So we enter the final four games of the 2019 regular season knowing that those will be it for the Cubs until they assemble next spring in Mesa, Arizona. It’s the first time in five years that’s happened, and it feels odd, unsettling, unfinished. We’ve likely seen the last of Anthony Rizzo and Ben Zobrist for this season, as it was noted Wednesday they probably wouldn’t play after the Cubs were eliminated. The injured Kris Bryant and Javier Baez likely won’t, either, though Javy did pinch-run in this loss.
I can’t say enough about Rizzo willing himself back to play when he likely shouldn’t have, trying to do anything he can to help his team win. Since he returned from that awful ankle sprain: .400/.429/.600 (8-for-20) with a double and a home run.
The mainstream media is full of writing about Joe Maddon’s future and I’ll address that at some point. The way I read between the lines, there’s still a possibility Joe and Theo Epstein will come to some sort of agreement to continue. I personally hope that’s the case. It would appear some players do, too:
More Lester on Maddon: “You talk about a rebuild, you talk about signings, you talk about all that stuff, he was the first guy to write his name on the paper. He believed. Him believing made other people believe. What he’s done for this city, its huge.— Jesse Rogers (@ESPNChiCubs) September 26, 2019
Jon is right. And I don’t think Jon Lester is a Cub if Joe Maddon hadn’t been signed to manage in the fall of 2014. The signing showed that the team was serious about winning now. If Joe is not under contract to be Cubs manager in 2015, I’m pretty sure Lester would have signed with the Giants, who offered him more money and sent Buster Posey to Jon’s Atlanta-area home to personally implore him to sign in San Francisco.
More thoughts from Cubs players:
Jon Lester: "That's what I think draws people to this game. You play seven months to come down to this last week. There's teams like us that are tucking our tails between our legs and going home. And there's teams like the Brewers and the Cardinals that are moving on."— Jordan Bastian (@MLBastian) September 26, 2019
Castellanos: "I wish I could've done more."— Jordan Bastian (@MLBastian) September 26, 2019
Really, not much more he could've done since being acquired by the Cubs.
"I mean, the point is that I wanted to play in the playoffs, man."
Jordan Bastian is right. Nicholas Castellanos did just about everything he could to help this team to the postseason. I hope they can find a way to bring him back.
Anthony Rizzo: "You set out goals in the spring you want to accomplish as an organization. We didn’t (accomplish them). We hold ourselves to a high standard and its up to everyone to figure out why? Why didn’t we come together and win?”— Jesse Rogers (@ESPNChiCubs) September 26, 2019

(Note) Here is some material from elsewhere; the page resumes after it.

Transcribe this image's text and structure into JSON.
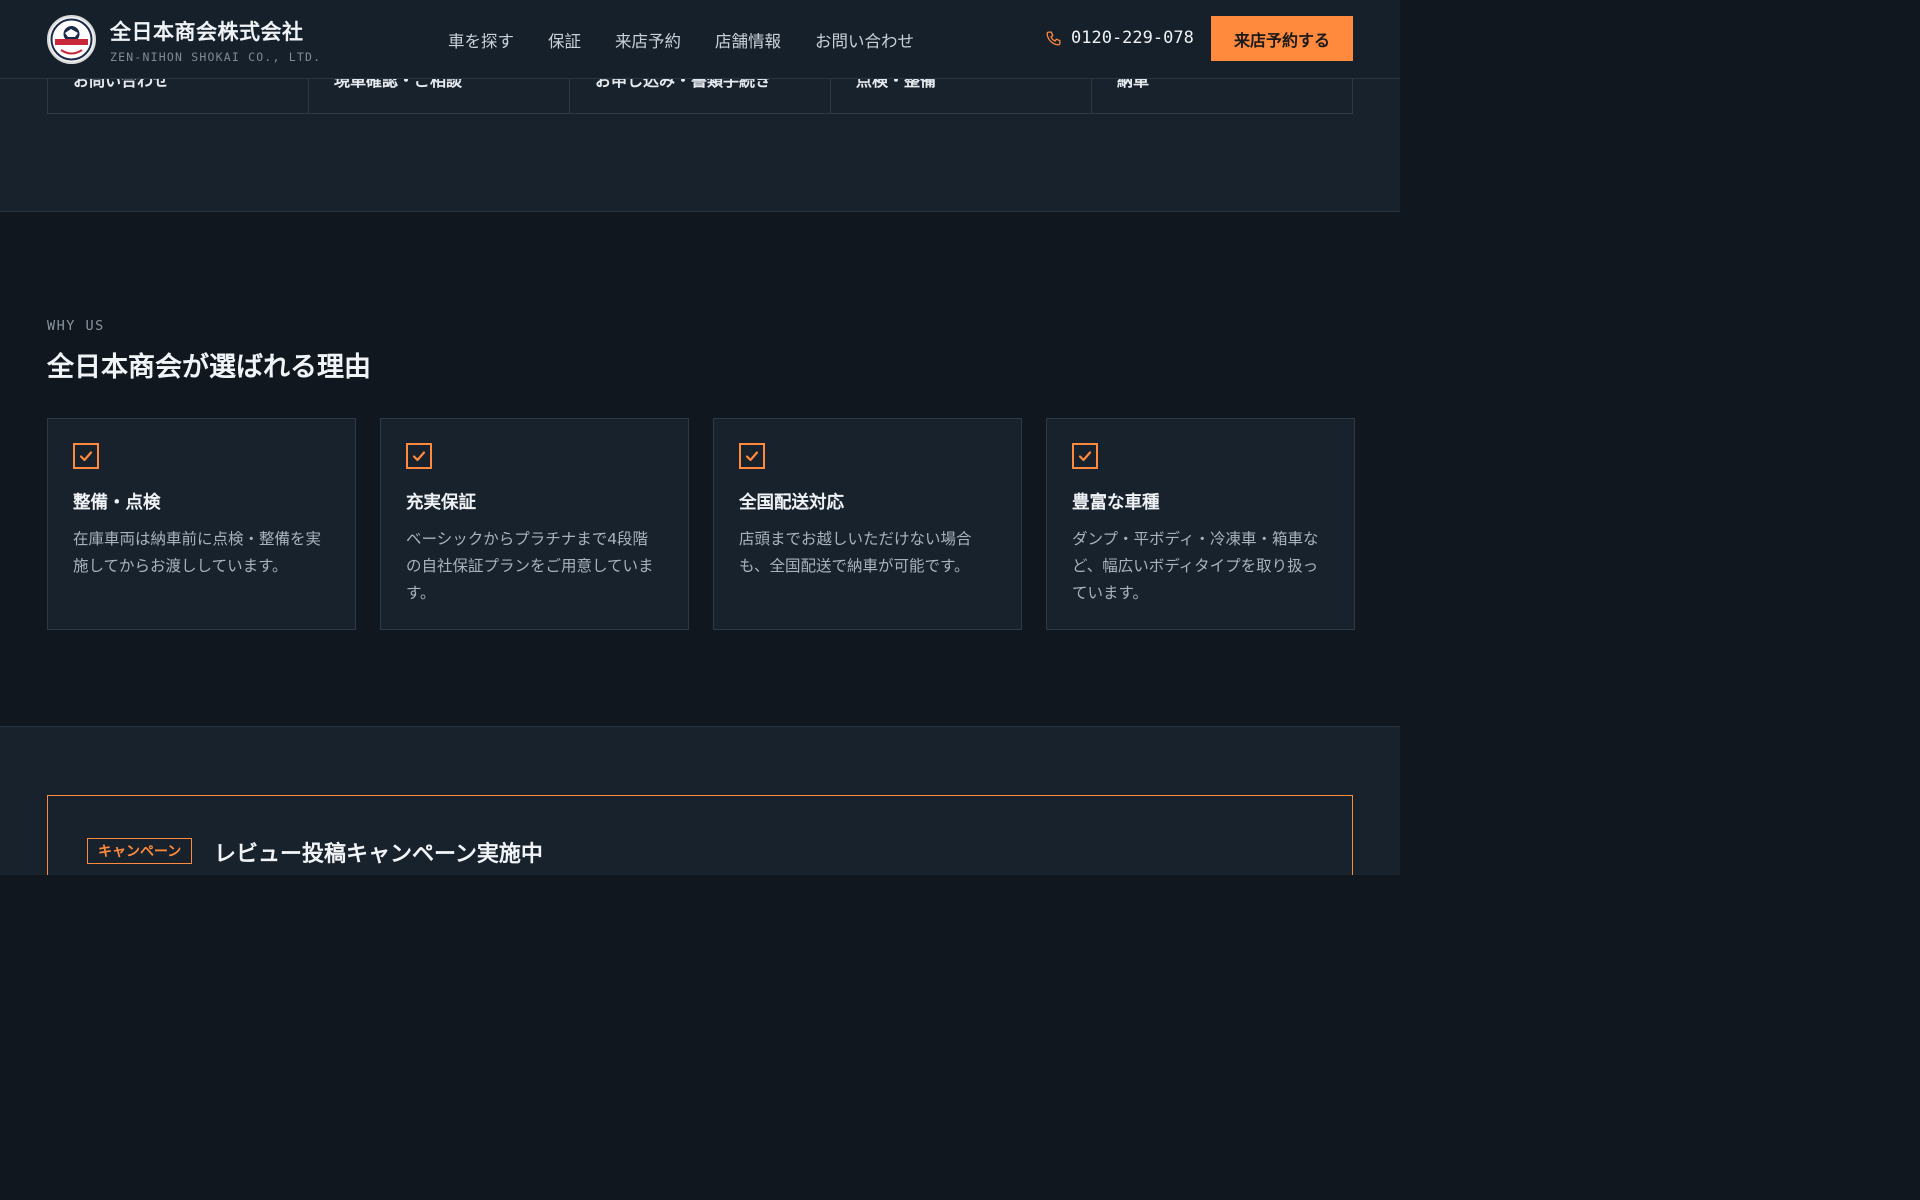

And as usual, team leader Rizzo states what needed to be said. Those are good questions and players and management will try to find the answers over the next days, weeks and months.
The Cubs aren’t alone in their disappointment. Last year’s World Series champions, the 108-win Red Sox, are also staying home this October. Their record is similar to the Cubs, currently one game better at 83-75. The Rockies, who dumped the Cubs out of the postseason in last year’s wild card game, have lost 90 games this season. Meanwhile, the Twins, who were 78-84 in 2018, are a 98-win ballclub this year with a chance to win 100. Things can change quickly in one offseason, so there’s a reasonable chance that with the right offseason moves, the Cubs can quickly return to contention in 2020.
In the meantime, there are four more games to be played. If this team continues to mirror its 1969 predecessors, they should win tonight.
Jose Quintana will start for the Cubs and Joe Musgrove will go for the Pirates in the series finale. Game time is again 6:05 p.m. CT and TV coverage will be on NBC Sports Chicago (and on MLB Network outside the Cubs and Pirates market territories).